Base Model MacBook Air With M2 Chip Has Slower SSD Speeds In Benchmarks

According to The Verge’s review of the new MacBook Air with the M2 chip, the $1,199 base model equipped with 256GB of storage has a single NAND chip, which will lead to slower SSD speeds in benchmark testing. MacRumors reports: The dilemma arises from the fact that Apple switched to using a single 256GB flash storage chip instead of two 128GB chips in the base models of the new MacBook Air and 13-inch MacBook Pro. Configurations equipped with 512GB of storage or more are equipped with multiple NAND chips, allowing for faster speeds in parallel. In a statement issued to The Verge, Apple said that while benchmarks of the new MacBook Air and 13-inch MacBook Pro with 256GB of storage “may show a difference” compared to previous-generation models, real-world performance is “even faster”:

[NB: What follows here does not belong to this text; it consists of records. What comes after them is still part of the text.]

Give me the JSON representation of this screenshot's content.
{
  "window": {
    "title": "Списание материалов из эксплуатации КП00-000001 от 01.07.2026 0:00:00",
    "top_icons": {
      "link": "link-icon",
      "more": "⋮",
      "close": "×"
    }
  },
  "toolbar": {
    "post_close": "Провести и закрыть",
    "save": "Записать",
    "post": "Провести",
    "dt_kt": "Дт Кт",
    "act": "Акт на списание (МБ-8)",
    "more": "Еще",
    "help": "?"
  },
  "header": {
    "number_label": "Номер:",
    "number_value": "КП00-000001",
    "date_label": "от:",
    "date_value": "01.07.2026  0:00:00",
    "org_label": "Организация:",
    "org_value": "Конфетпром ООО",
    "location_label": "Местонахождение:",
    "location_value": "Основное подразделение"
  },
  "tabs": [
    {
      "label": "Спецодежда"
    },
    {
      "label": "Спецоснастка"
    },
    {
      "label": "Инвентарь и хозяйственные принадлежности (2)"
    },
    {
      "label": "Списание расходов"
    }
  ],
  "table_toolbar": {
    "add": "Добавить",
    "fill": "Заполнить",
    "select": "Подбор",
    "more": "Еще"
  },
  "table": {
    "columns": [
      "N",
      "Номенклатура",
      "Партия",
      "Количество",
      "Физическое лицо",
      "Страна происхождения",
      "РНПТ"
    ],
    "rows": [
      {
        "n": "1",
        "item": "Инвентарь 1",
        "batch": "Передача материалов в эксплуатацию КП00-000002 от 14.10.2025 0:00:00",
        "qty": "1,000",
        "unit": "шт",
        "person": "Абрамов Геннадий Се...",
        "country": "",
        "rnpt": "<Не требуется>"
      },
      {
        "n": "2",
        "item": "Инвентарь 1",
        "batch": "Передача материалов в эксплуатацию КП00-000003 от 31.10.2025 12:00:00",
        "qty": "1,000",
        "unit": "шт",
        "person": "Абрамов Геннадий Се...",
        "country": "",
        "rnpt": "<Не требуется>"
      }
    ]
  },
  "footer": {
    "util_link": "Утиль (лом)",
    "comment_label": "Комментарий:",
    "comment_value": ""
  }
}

“Thanks to the performance increases of M2, the new MacBook Air and the 13-inch MacBook Pro are incredibly fast, even compared to Mac laptops with the powerful M1 chip. These new systems use a new higher density NAND that delivers 256GB storage using a single chip. While benchmarks of the 256GB SSD may show a difference compared to the previous generation, the performance of these M2 based systems for real world activities are even faster.” It’s unclear if Apple’s statement refers explicitly to real-world SSD performance or overall system performance.

Read more of this story at Slashdot.